◆ **What this task involves**: Would you please write out each entry that follows, exactly as written?
*** Provided data ***
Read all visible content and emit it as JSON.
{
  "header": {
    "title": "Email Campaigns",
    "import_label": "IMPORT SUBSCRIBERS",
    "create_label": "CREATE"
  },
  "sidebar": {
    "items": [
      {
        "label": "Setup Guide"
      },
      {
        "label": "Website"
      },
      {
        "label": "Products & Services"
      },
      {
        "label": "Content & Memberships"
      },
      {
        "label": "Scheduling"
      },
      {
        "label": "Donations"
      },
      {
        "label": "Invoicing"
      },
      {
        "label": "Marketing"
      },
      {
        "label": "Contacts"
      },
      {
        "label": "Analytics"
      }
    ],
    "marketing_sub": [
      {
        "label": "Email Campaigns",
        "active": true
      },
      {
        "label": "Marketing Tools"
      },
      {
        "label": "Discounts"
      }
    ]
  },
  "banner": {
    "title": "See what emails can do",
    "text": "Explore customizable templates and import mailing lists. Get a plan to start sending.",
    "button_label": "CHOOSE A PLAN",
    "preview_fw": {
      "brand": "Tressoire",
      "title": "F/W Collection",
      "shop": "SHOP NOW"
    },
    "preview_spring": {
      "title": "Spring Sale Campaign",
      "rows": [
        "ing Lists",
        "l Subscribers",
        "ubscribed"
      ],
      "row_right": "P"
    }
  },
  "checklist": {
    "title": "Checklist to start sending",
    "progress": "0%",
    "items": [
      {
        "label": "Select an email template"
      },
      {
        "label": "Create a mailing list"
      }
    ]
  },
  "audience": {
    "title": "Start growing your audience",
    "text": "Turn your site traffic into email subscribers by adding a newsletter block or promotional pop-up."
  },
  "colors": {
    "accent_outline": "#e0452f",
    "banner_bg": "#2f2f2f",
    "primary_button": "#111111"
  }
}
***
◆ **Output of the exercise**:
Read all visible content and emit it as JSON.
{
  "header": {
    "title": "Email Campaigns",
    "import_label": "IMPORT SUBSCRIBERS",
    "create_label": "CREATE"
  },
  "sidebar": {
    "items": [
      {
        "label": "Setup Guide"
      },
      {
        "label": "Website"
      },
      {
        "label": "Products & Services"
      },
      {
        "label": "Content & Memberships"
      },
      {
        "label": "Scheduling"
      },
      {
        "label": "Donations"
      },
      {
        "label": "Invoicing"
      },
      {
        "label": "Marketing"
      },
      {
        "label": "Contacts"
      },
      {
        "label": "Analytics"
      }
    ],
    "marketing_sub": [
      {
        "label": "Email Campaigns",
        "active": true
      },
      {
        "label": "Marketing Tools"
      },
      {
        "label": "Discounts"
      }
    ]
  },
  "banner": {
    "title": "See what emails can do",
    "text": "Explore customizable templates and import mailing lists. Get a plan to start sending.",
    "button_label": "CHOOSE A PLAN",
    "preview_fw": {
      "brand": "Tressoire",
      "title": "F/W Collection",
      "shop": "SHOP NOW"
    },
    "preview_spring": {
      "title": "Spring Sale Campaign",
      "rows": [
        "ing Lists",
        "l Subscribers",
        "ubscribed"
      ],
      "row_right": "P"
    }
  },
  "checklist": {
    "title": "Checklist to start sending",
    "progress": "0%",
    "items": [
      {
        "label": "Select an email template"
      },
      {
        "label": "Create a mailing list"
      }
    ]
  },
  "audience": {
    "title": "Start growing your audience",
    "text": "Turn your site traffic into email subscribers by adding a newsletter block or promotional pop-up."
  },
  "colors": {
    "accent_outline": "#e0452f",
    "banner_bg": "#2f2f2f",
    "primary_button": "#111111"
  }
}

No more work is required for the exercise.